No return of Winder's and Ewell's divisions for this period is to be found. Colonel Taylor estimates them together at 8,000 men but I think he has probably overlooked the fact that these divisions contained not merely the troops that had followed Jackson in his famous Valley campaign, but two brigades and more in addition. Thus the infantry engaged in the Valley campaign and taken by Jackson to Richmond, consisted of twenty-eight regiments. The strength of nine of these at Cedar Run is given in the Confederate official reports of the battle. They were the seven in Early's brigade and the Twenty-seventh and Thirty-third Virginia, in the Stonewall brigade. General Early reports his brigade as 1,700 "effectives." The Twenty-seventh Virginia had 130 "rank and file," and the Thirty-third Virginia 150 engaged and 160 when it began to march to the battlefield. Thus Early's regiments averaged about 250 and the other two about 150 each. Taking the higher figure the whole twenty-eight regiments may have numbered 7,000, and the artillery would have added 600 or 700 more. This is probably the force that Colonel Taylor puts at 8,000 men.

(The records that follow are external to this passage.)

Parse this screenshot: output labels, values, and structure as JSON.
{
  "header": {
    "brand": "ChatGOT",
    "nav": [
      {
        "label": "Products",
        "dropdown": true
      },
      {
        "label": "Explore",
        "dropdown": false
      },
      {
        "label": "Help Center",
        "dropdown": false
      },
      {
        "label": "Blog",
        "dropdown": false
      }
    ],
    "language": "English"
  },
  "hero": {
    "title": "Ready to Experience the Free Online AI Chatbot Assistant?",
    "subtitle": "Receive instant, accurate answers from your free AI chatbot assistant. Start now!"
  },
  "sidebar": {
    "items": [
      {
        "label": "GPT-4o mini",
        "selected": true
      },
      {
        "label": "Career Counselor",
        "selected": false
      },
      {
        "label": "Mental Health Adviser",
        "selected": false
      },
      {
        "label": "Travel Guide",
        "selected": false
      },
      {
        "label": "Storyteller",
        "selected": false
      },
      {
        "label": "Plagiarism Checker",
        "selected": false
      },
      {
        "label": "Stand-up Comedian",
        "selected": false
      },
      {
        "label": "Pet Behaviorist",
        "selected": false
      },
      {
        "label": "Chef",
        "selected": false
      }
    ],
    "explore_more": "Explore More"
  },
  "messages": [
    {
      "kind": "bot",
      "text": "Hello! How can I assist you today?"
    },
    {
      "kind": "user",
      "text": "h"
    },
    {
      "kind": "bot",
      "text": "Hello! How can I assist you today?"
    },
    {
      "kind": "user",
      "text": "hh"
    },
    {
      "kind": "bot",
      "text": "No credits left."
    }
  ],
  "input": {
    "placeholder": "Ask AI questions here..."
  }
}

But at Cedar Run Jackson had in addition six regiments, constituting Lawton's brigade, five and a half constituting Stafford's brigade, and the Forty-seventh and Forty-eighth Alabama regiments added to Taliaferro's brigade. He had lost by transfer one regiment (Sixteenth Mississippi) from Trimble's brigade. Hence, he had gained twelve and a half regiments in addition to